Finally, it is worth emphasizing that deciding on the appropriate stance of fiscal policy requires much more than an assessment regarding the size of short-term fiscal multipliers. Thus, our results should not be construed as arguing for any specific fiscal policy stance in any specific country. In particular, the results do not imply that fiscal consolidation is undesirable. Virtually all advanced economies face the challenge of fiscal adjustment in response to elevated government debt levels and future pressures on public finances from demographic change. The short-term effects of fiscal policy on economic activity are only one of the many factors that need to be considered in determining the appropriate pace of fiscal consolidation for any single country.
The debate over austerity in practice is vitally important. But the Blanchard and Leigh paper is epistemologically interesting as well. The argument is that many of the macroeconomic models used to forecast the impact of austerity are likely to have used the “wrong” fiscal multiplier. But it is hard to tell because in many of the models the fiscal multiplier is an unreported and unexamined parameter. In some cases Blanchard and Leigh have worked backwards from the forecasts with the aim of inferring what the multiplier must have been.
Their key argument is:
However, our results need to be interpreted with care. As suggested by both theoretical considerations and the evidence in this and other empirical papers, there is no single multiplier for all times and all countries. Multipliers can be higher or lower across time and across economies. In some cases, confidence effects may partly offset direct effects. As economies recover, and economies exit the liquidity trap, multipliers are likely to return to their precrisis levels. Nevertheless, it seems safe for the time being, when thinking about fiscal consolidation, to assume higher multipliers than before the crisis.
This can be read as saying no more than that macroeconomic models and the forecasts they generate need to be more sensitive to context.

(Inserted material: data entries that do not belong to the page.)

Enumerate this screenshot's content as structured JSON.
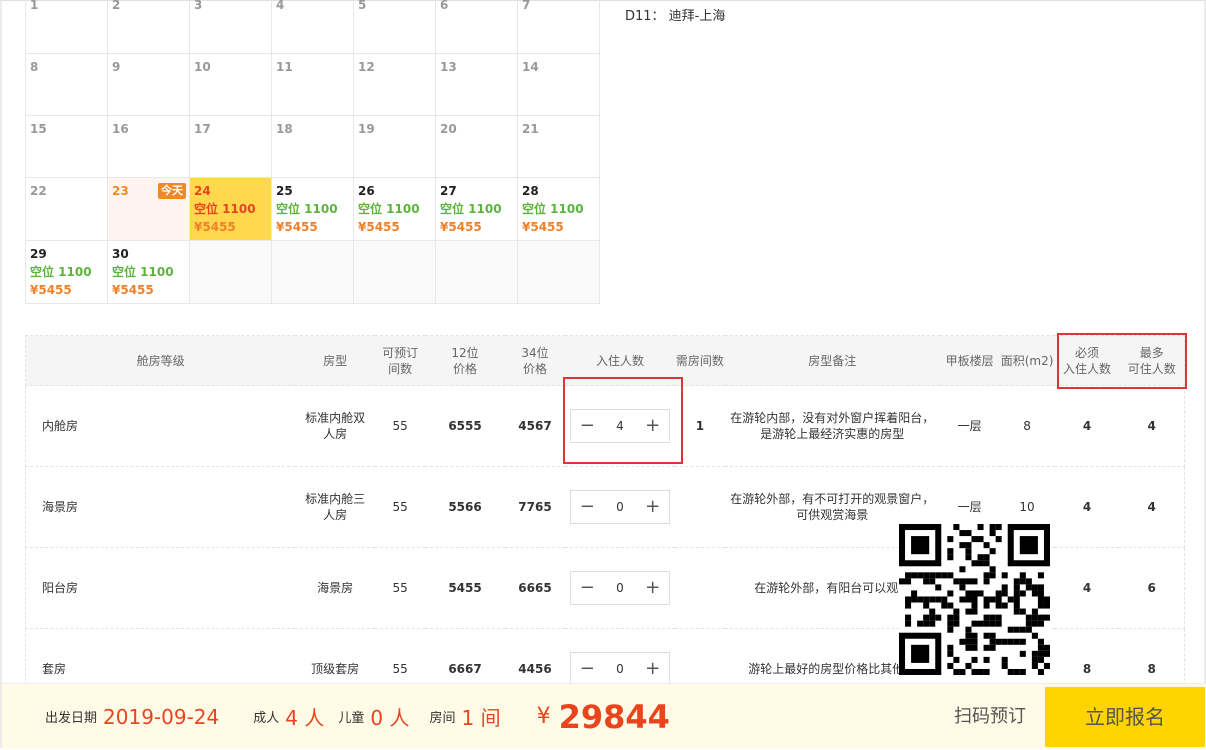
{
  "calendar": {
    "weeks": [
      [
        {
          "day": "1"
        },
        {
          "day": "2"
        },
        {
          "day": "3"
        },
        {
          "day": "4"
        },
        {
          "day": "5"
        },
        {
          "day": "6"
        },
        {
          "day": "7"
        }
      ],
      [
        {
          "day": "8"
        },
        {
          "day": "9"
        },
        {
          "day": "10"
        },
        {
          "day": "11"
        },
        {
          "day": "12"
        },
        {
          "day": "13"
        },
        {
          "day": "14"
        }
      ],
      [
        {
          "day": "15"
        },
        {
          "day": "16"
        },
        {
          "day": "17"
        },
        {
          "day": "18"
        },
        {
          "day": "19"
        },
        {
          "day": "20"
        },
        {
          "day": "21"
        }
      ],
      [
        {
          "day": "22"
        },
        {
          "day": "23",
          "today": "今天"
        },
        {
          "day": "24",
          "vacancy": "空位 1100",
          "price": "¥5455",
          "selected": true
        },
        {
          "day": "25",
          "vacancy": "空位 1100",
          "price": "¥5455"
        },
        {
          "day": "26",
          "vacancy": "空位 1100",
          "price": "¥5455"
        },
        {
          "day": "27",
          "vacancy": "空位 1100",
          "price": "¥5455"
        },
        {
          "day": "28",
          "vacancy": "空位 1100",
          "price": "¥5455"
        }
      ],
      [
        {
          "day": "29",
          "vacancy": "空位 1100",
          "price": "¥5455"
        },
        {
          "day": "30",
          "vacancy": "空位 1100",
          "price": "¥5455"
        },
        {},
        {},
        {},
        {},
        {}
      ]
    ]
  },
  "route": "D11： 迪拜-上海",
  "table": {
    "headers": {
      "level": "舱房等级",
      "type": "房型",
      "available_l1": "可预订",
      "available_l2": "间数",
      "p12_l1": "12位",
      "p12_l2": "价格",
      "p34_l1": "34位",
      "p34_l2": "价格",
      "guests": "入住人数",
      "rooms_needed": "需房间数",
      "note": "房型备注",
      "deck": "甲板楼层",
      "area": "面积(m2)",
      "min_l1": "必须",
      "min_l2": "入住人数",
      "max_l1": "最多",
      "max_l2": "可住人数"
    },
    "rows": [
      {
        "level": "内舱房",
        "type_l1": "标准内舱双",
        "type_l2": "人房",
        "available": "55",
        "p12": "6555",
        "p34": "4567",
        "guests": "4",
        "rooms": "1",
        "note_l1": "在游轮内部，没有对外窗户挥着阳台，",
        "note_l2": "是游轮上最经济实惠的房型",
        "deck": "一层",
        "area": "8",
        "min": "4",
        "max": "4"
      },
      {
        "level": "海景房",
        "type_l1": "标准内舱三",
        "type_l2": "人房",
        "available": "55",
        "p12": "5566",
        "p34": "7765",
        "guests": "0",
        "rooms": "",
        "note_l1": "在游轮外部，有不可打开的观景窗户，",
        "note_l2": "可供观赏海景",
        "deck": "一层",
        "area": "10",
        "min": "4",
        "max": "4"
      },
      {
        "level": "阳台房",
        "type_l1": "海景房",
        "type_l2": "",
        "available": "55",
        "p12": "5455",
        "p34": "6665",
        "guests": "0",
        "rooms": "",
        "note_l1": "在游轮外部，有阳台可以观赏",
        "note_l2": "",
        "deck": "",
        "area": "",
        "min": "4",
        "max": "6"
      },
      {
        "level": "套房",
        "type_l1": "顶级套房",
        "type_l2": "",
        "available": "55",
        "p12": "6667",
        "p34": "4456",
        "guests": "0",
        "rooms": "",
        "note_l1": "游轮上最好的房型价格比其他房",
        "note_l2": "",
        "deck": "",
        "area": "",
        "min": "8",
        "max": "8"
      }
    ],
    "minus": "−",
    "plus": "+"
  },
  "bottom": {
    "date_label": "出发日期",
    "date_value": "2019-09-24",
    "adult_label": "成人",
    "adult_value": "4 人",
    "child_label": "儿童",
    "child_value": "0 人",
    "room_label": "房间",
    "room_value": "1 间",
    "currency": "¥",
    "total": "29844",
    "scan_label": "扫码预订",
    "signup_label": "立即报名"
  },
  "colors": {
    "accent_red": "#e8451e",
    "vacancy_green": "#5db33d",
    "highlight_yellow": "#ffd84d",
    "button_yellow": "#ffd400",
    "box_red": "#e0343a"
  }
}
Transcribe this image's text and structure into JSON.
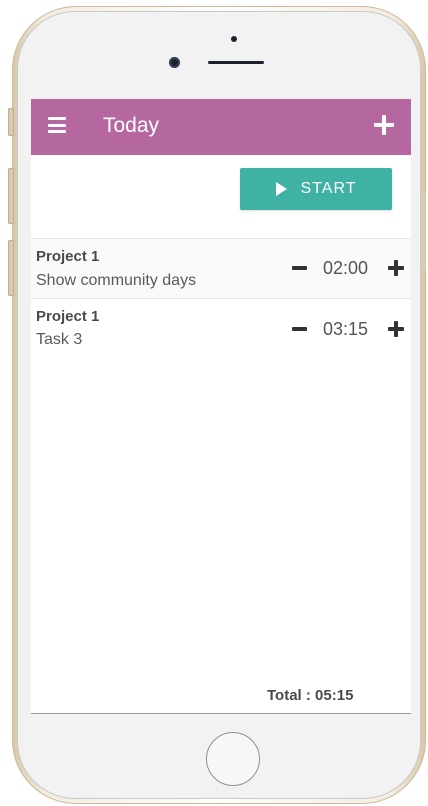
{
  "header": {
    "title": "Today",
    "menu_icon": "menu-icon",
    "add_icon": "plus-icon",
    "color": "#b5689f"
  },
  "start_button": {
    "label": "START",
    "icon": "play-icon",
    "color": "#3fb2a3"
  },
  "tasks": [
    {
      "project": "Project 1",
      "name": "Show community days",
      "time": "02:00"
    },
    {
      "project": "Project 1",
      "name": "Task 3",
      "time": "03:15"
    }
  ],
  "total": "Total : 05:15"
}
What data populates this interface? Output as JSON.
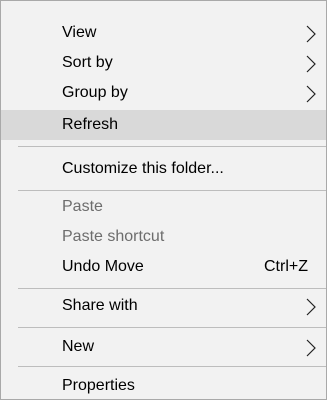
{
  "menu": {
    "items": [
      {
        "label": "View",
        "icon": "chevron-right-icon"
      },
      {
        "label": "Sort by",
        "icon": "chevron-right-icon"
      },
      {
        "label": "Group by",
        "icon": "chevron-right-icon"
      },
      {
        "label": "Refresh"
      },
      {
        "label": "Customize this folder..."
      },
      {
        "label": "Paste"
      },
      {
        "label": "Paste shortcut"
      },
      {
        "label": "Undo Move",
        "shortcut": "Ctrl+Z"
      },
      {
        "label": "Share with",
        "icon": "chevron-right-icon"
      },
      {
        "label": "New",
        "icon": "chevron-right-icon"
      },
      {
        "label": "Properties"
      }
    ],
    "hovered_item": "Refresh",
    "disabled_items": [
      "Paste",
      "Paste shortcut"
    ]
  },
  "colors": {
    "menu_background": "#f2f2f2",
    "hover_background": "#d9d9d9",
    "disabled_text": "#6d6d6d",
    "separator": "#bdbdbd"
  }
}
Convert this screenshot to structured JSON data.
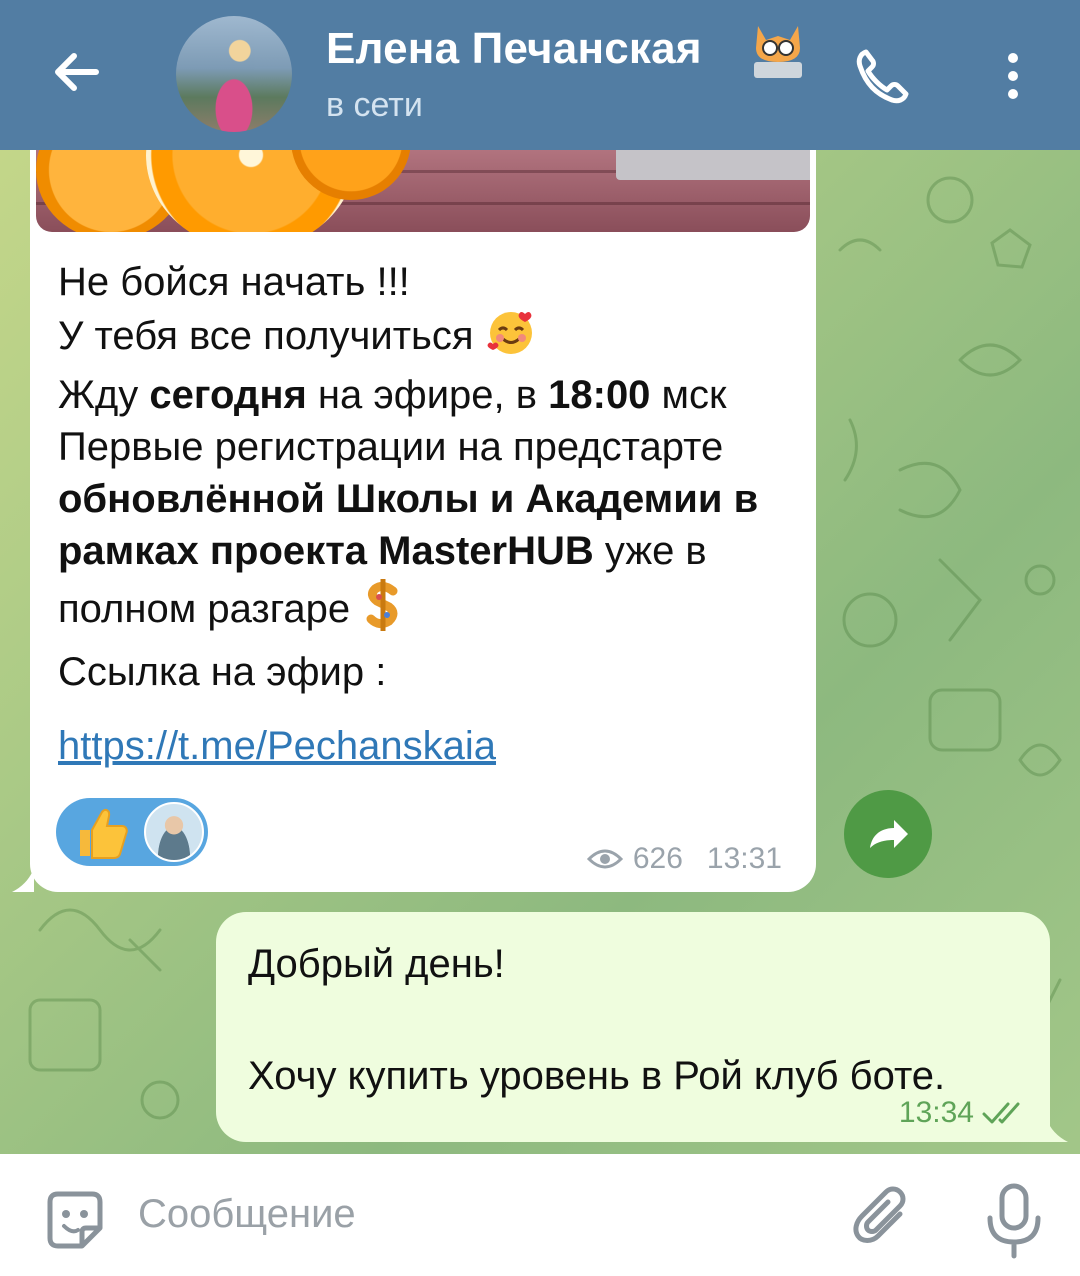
{
  "header": {
    "contact_name": "Елена Печанская",
    "status": "в сети"
  },
  "incoming": {
    "lines": [
      {
        "parts": [
          {
            "t": "Не бойся начать !!!",
            "b": false
          }
        ]
      },
      {
        "parts": [
          {
            "t": "У тебя все получиться ",
            "b": false
          }
        ],
        "emoji": "smiling-face-with-hearts"
      },
      {
        "parts": [
          {
            "t": "Жду ",
            "b": false
          },
          {
            "t": "сегодня",
            "b": true
          },
          {
            "t": " на эфире, в ",
            "b": false
          },
          {
            "t": "18:00",
            "b": true
          },
          {
            "t": " мск",
            "b": false
          }
        ]
      },
      {
        "parts": [
          {
            "t": "Первые регистрации на предстарте",
            "b": false
          }
        ]
      },
      {
        "parts": [
          {
            "t": "обновлённой Школы и Академии в",
            "b": true
          }
        ]
      },
      {
        "parts": [
          {
            "t": "рамках проекта MasterHUB",
            "b": true
          },
          {
            "t": " уже в",
            "b": false
          }
        ]
      },
      {
        "parts": [
          {
            "t": "полном разгаре  ",
            "b": false
          }
        ],
        "emoji": "money-sign"
      },
      {
        "parts": [
          {
            "t": "Ссылка на эфир :",
            "b": false
          }
        ]
      }
    ],
    "link": "https://t.me/Pechanskaia",
    "reaction_emoji": "thumbs-up",
    "views": "626",
    "time": "13:31"
  },
  "outgoing": {
    "text": "Добрый день!\n\nХочу купить уровень в Рой клуб боте.",
    "time": "13:34",
    "status_icon": "double-check"
  },
  "input": {
    "placeholder": "Сообщение"
  },
  "colors": {
    "header_bg": "#527da3",
    "outgoing_bg": "#effdde",
    "link": "#2f78b7",
    "reaction_bg": "#58a6e0",
    "forward_bg": "#4f9a45"
  }
}
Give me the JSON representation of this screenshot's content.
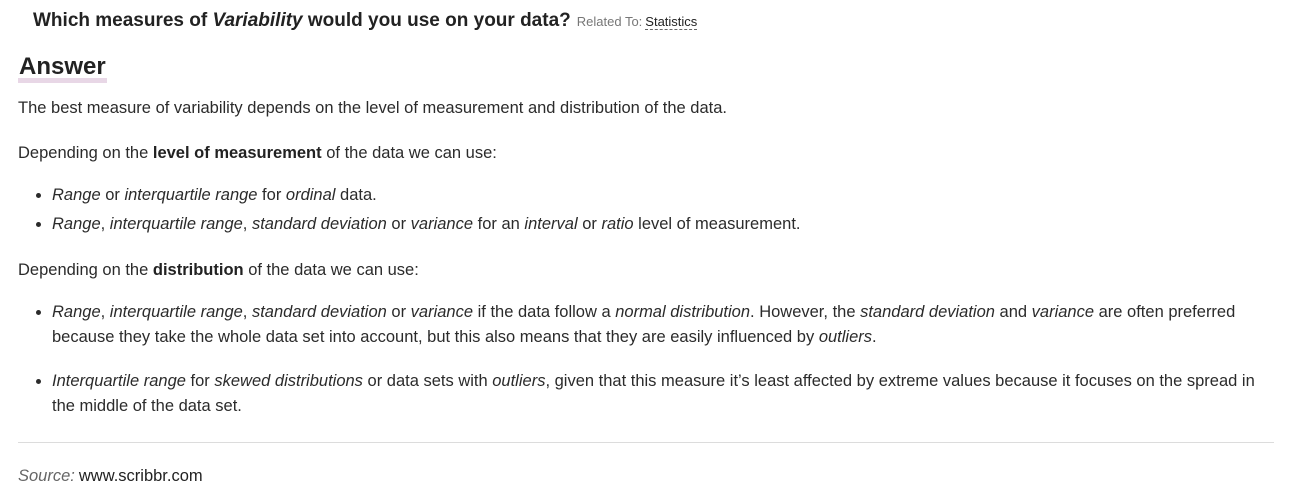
{
  "question": {
    "prefix": "Which measures of",
    "emphasis": "Variability",
    "suffix": "would you use on your data?",
    "related_label": "Related To:",
    "related_link": "Statistics"
  },
  "answer": {
    "heading": "Answer",
    "intro": "The best measure of variability depends on the level of measurement and distribution of the data.",
    "level_section": {
      "lead_before": "Depending on the",
      "lead_bold": "level of measurement",
      "lead_after": "of the data we can use:",
      "items": [
        [
          {
            "t": "Range",
            "s": "i"
          },
          {
            "t": " or "
          },
          {
            "t": "interquartile range",
            "s": "i"
          },
          {
            "t": " for "
          },
          {
            "t": "ordinal",
            "s": "i"
          },
          {
            "t": " data."
          }
        ],
        [
          {
            "t": "Range",
            "s": "i"
          },
          {
            "t": ", "
          },
          {
            "t": "interquartile range",
            "s": "i"
          },
          {
            "t": ", "
          },
          {
            "t": "standard deviation",
            "s": "i"
          },
          {
            "t": " or "
          },
          {
            "t": "variance",
            "s": "i"
          },
          {
            "t": " for an "
          },
          {
            "t": "interval",
            "s": "i"
          },
          {
            "t": " or "
          },
          {
            "t": "ratio",
            "s": "i"
          },
          {
            "t": " level of measurement."
          }
        ]
      ]
    },
    "distribution_section": {
      "lead_before": "Depending on the",
      "lead_bold": "distribution",
      "lead_after": "of the data we can use:",
      "items": [
        [
          {
            "t": "Range",
            "s": "i"
          },
          {
            "t": ", "
          },
          {
            "t": "interquartile range",
            "s": "i"
          },
          {
            "t": ", "
          },
          {
            "t": "standard deviation",
            "s": "i"
          },
          {
            "t": " or "
          },
          {
            "t": "variance",
            "s": "i"
          },
          {
            "t": " if the data follow a "
          },
          {
            "t": "normal distribution",
            "s": "i"
          },
          {
            "t": ". However, the "
          },
          {
            "t": "standard deviation",
            "s": "i"
          },
          {
            "t": " and "
          },
          {
            "t": "variance",
            "s": "i"
          },
          {
            "t": " are often preferred because they take the whole data set into account, but this also means that they are easily influenced by "
          },
          {
            "t": "outliers",
            "s": "i"
          },
          {
            "t": "."
          }
        ],
        [
          {
            "t": "Interquartile range",
            "s": "i"
          },
          {
            "t": " for "
          },
          {
            "t": "skewed distributions",
            "s": "i"
          },
          {
            "t": " or data sets with "
          },
          {
            "t": "outliers",
            "s": "i"
          },
          {
            "t": ", given that this measure it’s least affected by extreme values because it focuses on the spread in the middle of the data set."
          }
        ]
      ]
    }
  },
  "source": {
    "label": "Source:",
    "value": "www.scribbr.com"
  }
}
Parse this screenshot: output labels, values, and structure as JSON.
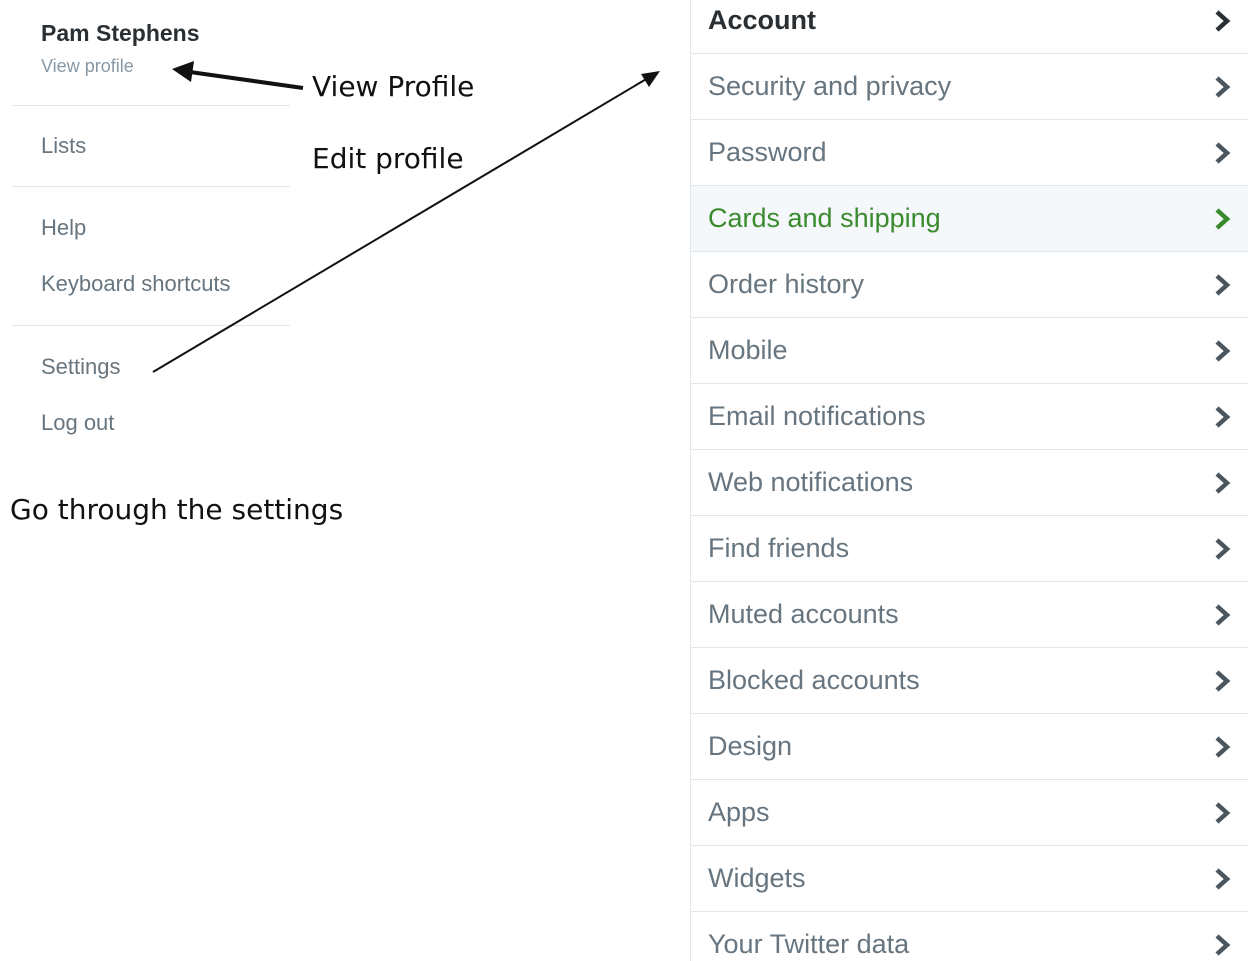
{
  "menu": {
    "user_name": "Pam Stephens",
    "view_profile": "View profile",
    "items": [
      "Lists",
      "Help",
      "Keyboard shortcuts",
      "Settings",
      "Log out"
    ]
  },
  "annotations": {
    "view_profile": "View Profile",
    "edit_profile": "Edit profile",
    "go_through": "Go through the settings"
  },
  "settings_nav": {
    "items": [
      {
        "label": "Account",
        "state": "active"
      },
      {
        "label": "Security and privacy",
        "state": "normal"
      },
      {
        "label": "Password",
        "state": "normal"
      },
      {
        "label": "Cards and shipping",
        "state": "hover"
      },
      {
        "label": "Order history",
        "state": "normal"
      },
      {
        "label": "Mobile",
        "state": "normal"
      },
      {
        "label": "Email notifications",
        "state": "normal"
      },
      {
        "label": "Web notifications",
        "state": "normal"
      },
      {
        "label": "Find friends",
        "state": "normal"
      },
      {
        "label": "Muted accounts",
        "state": "normal"
      },
      {
        "label": "Blocked accounts",
        "state": "normal"
      },
      {
        "label": "Design",
        "state": "normal"
      },
      {
        "label": "Apps",
        "state": "normal"
      },
      {
        "label": "Widgets",
        "state": "normal"
      },
      {
        "label": "Your Twitter data",
        "state": "normal"
      }
    ],
    "chevron_icon": "chevron-right-icon"
  },
  "colors": {
    "text_dark": "#292f33",
    "text_muted": "#66757f",
    "hover_green": "#3a8a2e",
    "hover_bg": "#f5f8fa",
    "divider": "#e1e8ed"
  }
}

Alternatively, it can be read as saying that such modelling strategies are fundamentally flawed. Fiscal multipliers should not be treated as parameters. They are endogenous. That would imply that they should be modelled explicitly. But if confidence is a part of shaping their values then they may, in principle, be impossible to estimate. So a more radical reading – one which would no doubt be favoured by many more heterodox economists – is that this whole enterprise is doomed. The Blanchard and Leigh paper should be read as one more – and possibly the final – nail in the coffin of macroeconomic forecasting. All such forecasts should be treated as no more than guesswork.
Blanchard and Leigh assert that “As economies recover … multipliers are likely to return to their precrisis levels”. How do they know? Economists didn’t expect the multipliers to go haywire once austerity was implemented, proving wrong what had previously been widely accepted as correct. Why should we expect things to return to “normal” once economies recover? Indeed, their argument takes the period 1997-2008 to be “normal”: given the spectacular and unsustainable run up of public and private debt during this period, in what sense was it normal? It is possible that it offers us no guide to what is going to happen when economies recover, particularly as the political expectation is that even if the economy recovers austerity policy – if less aggressive – will be with us for a long time to come.
The implications of this argument are therefore perhaps more profound than the authors intend. And they strengthen the hand of those who argue that we need different types of economic knowledge. Those are not necessarily new types of knowledge. The urgent task may be to recover what we lost as a result of the ascent of formalism über alles.
Image: International Monetary Fund via flickr under Creative Commons.